Nitrite Production Mechanisms in the Primary Nitrite Maximum of the Tropical South Pacific Inferred from Nitrite Isotopes Collected during the Geotraces 2013 Cruise

Tuesday, 16 December 2014
Brian D Peters, Stanford Earth Sciences, Stanford, CA, United States and Karen L Casciotti, Stanford University, Los Altos Hills, CA, United States

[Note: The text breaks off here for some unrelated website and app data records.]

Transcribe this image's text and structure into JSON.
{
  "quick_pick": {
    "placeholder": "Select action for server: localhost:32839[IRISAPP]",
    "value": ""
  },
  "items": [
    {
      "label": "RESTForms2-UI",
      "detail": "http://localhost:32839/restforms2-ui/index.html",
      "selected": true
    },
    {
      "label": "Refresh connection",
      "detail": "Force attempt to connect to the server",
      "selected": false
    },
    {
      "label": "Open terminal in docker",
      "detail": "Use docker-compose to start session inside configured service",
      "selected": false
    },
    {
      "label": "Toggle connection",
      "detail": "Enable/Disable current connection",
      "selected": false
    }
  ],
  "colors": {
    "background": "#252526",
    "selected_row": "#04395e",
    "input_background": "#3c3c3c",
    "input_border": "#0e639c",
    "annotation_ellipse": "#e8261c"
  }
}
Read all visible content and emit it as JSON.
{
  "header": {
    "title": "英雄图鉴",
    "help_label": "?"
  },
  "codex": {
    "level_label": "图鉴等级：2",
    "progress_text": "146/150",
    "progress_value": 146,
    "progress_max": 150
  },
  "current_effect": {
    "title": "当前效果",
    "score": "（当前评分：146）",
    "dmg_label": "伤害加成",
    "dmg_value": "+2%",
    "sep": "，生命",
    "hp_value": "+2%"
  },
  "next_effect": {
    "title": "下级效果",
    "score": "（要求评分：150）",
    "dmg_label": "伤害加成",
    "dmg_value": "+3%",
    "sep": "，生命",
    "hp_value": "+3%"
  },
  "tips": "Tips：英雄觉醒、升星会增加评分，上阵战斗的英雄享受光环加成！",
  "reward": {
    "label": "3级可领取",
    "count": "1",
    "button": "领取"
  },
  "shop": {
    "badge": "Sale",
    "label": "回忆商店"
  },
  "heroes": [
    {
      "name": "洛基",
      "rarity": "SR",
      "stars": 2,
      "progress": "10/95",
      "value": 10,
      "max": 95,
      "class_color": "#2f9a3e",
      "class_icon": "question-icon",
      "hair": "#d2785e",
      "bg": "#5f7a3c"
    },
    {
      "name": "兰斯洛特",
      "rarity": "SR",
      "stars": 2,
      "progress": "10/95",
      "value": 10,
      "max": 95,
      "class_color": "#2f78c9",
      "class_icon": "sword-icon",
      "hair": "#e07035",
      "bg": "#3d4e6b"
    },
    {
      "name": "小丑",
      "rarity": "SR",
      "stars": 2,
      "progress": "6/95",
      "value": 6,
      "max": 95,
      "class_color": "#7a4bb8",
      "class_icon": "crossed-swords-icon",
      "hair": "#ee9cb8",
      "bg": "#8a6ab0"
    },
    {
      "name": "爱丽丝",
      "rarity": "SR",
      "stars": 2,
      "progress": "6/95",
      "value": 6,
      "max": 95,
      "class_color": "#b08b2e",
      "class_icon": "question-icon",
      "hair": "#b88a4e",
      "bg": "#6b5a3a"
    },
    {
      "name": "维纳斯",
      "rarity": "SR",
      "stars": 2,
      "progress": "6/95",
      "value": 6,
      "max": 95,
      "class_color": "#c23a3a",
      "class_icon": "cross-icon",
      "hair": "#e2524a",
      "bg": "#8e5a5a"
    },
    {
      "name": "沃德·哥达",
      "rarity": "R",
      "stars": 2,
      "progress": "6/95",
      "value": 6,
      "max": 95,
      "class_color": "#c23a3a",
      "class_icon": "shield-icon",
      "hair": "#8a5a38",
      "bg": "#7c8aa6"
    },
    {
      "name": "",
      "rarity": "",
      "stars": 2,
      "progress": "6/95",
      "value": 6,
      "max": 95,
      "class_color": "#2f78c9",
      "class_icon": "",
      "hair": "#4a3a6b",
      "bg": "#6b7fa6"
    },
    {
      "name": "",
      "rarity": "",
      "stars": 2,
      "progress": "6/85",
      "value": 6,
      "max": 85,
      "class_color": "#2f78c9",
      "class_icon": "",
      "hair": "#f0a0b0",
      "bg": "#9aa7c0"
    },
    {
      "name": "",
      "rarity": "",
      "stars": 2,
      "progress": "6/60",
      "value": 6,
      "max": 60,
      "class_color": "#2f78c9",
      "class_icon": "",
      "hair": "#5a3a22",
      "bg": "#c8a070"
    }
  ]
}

Nitrite has been observed to accumulate near the bottom of the euphotic zone in many regions of the world ocean. This recurring feature is referred to as the primary nitrite maximum (PNM). The production of nitrite in the PNM has been attributed to both nitrate reduction and ammonium oxidation, depending on the location. However, the factors driving nitrite accumulation are not well understood. We use nitrite isotope data collected during the GEOTRACES 2013 Eastern Pacific Zonal Transect (EPZT) to examine differences in nitrite production mechanisms in the PNM of a gradient from coastal to oligotrophic offshore waters in the tropical south Pacific. Large differences in the nitrogen and oxygen isotopic composition of nitrite (reported as δ15N vs air N2 and δ18O vs VSMOW in units of ‰, respectively) were found between eastern and western parts of the transect (eastern and central south Pacific, respectively). δ15N of nitrite ranged between −5 and −54‰ in the in the eastern PNM, while ranging between 1 and 7‰ in the central PNM. δ18O of nitrite was between 10 and 45‰ in the eastern PNM, and 10 to 14‰ the central PNM. These differences in δ15N and δ18O of nitrite in the eastern versus central PNM may be related to differences in nitrite production mechanisms, namely nitrate reduction and ammonium oxidation. We hypothesize that nitrate reduction may be the more important nitrite-producing process in the eastern PNM, while ammonium oxidation is likely to be more important in the central PNM. Furthermore, since nitrite oxidation has been observed to exhibit an inverse kinetic isotope effect, the strongly negative δ15N values of nitrite in the eastern PNM suggest that nitrite oxidation may be an important nitrite sink there. Analysis of nitrate isotopes will allow us to further constrain the contributions of these processes, and this is currently underway.